[[ Input data, beginning ]]

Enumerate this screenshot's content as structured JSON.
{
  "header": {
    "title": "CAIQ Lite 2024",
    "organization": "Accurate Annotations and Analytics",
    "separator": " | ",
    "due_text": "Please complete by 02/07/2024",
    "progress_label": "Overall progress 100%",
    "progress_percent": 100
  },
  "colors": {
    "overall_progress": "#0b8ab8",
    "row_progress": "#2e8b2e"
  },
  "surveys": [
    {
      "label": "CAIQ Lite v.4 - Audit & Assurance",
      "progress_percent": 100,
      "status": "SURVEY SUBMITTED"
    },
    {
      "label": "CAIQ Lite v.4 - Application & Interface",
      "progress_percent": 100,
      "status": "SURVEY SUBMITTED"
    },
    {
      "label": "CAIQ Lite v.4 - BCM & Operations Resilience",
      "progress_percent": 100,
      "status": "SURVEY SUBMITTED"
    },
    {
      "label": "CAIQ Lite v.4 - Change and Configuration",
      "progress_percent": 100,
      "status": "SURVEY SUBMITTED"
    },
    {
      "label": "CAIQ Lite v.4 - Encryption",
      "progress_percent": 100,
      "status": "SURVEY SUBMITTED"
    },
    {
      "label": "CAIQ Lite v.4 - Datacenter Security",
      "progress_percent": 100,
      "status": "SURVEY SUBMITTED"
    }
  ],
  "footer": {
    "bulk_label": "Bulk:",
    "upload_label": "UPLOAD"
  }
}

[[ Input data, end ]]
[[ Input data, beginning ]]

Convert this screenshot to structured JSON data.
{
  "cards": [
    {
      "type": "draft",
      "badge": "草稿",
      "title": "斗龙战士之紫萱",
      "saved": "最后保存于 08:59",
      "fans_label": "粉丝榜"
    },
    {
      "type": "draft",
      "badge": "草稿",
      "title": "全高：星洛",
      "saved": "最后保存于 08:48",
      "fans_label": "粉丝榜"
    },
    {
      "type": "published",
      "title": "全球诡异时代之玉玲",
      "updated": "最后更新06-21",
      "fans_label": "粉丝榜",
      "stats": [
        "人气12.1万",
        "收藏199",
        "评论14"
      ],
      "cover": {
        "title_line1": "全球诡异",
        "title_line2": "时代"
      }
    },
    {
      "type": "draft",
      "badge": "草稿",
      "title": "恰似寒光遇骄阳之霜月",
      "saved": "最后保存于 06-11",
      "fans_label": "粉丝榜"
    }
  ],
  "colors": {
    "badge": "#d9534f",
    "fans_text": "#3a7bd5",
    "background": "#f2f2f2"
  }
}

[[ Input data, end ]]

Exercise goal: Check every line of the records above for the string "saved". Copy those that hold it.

Result of the exercise:
      "saved": "最后保存于 08:59",
      "saved": "最后保存于 08:48",
      "saved": "最后保存于 06-11",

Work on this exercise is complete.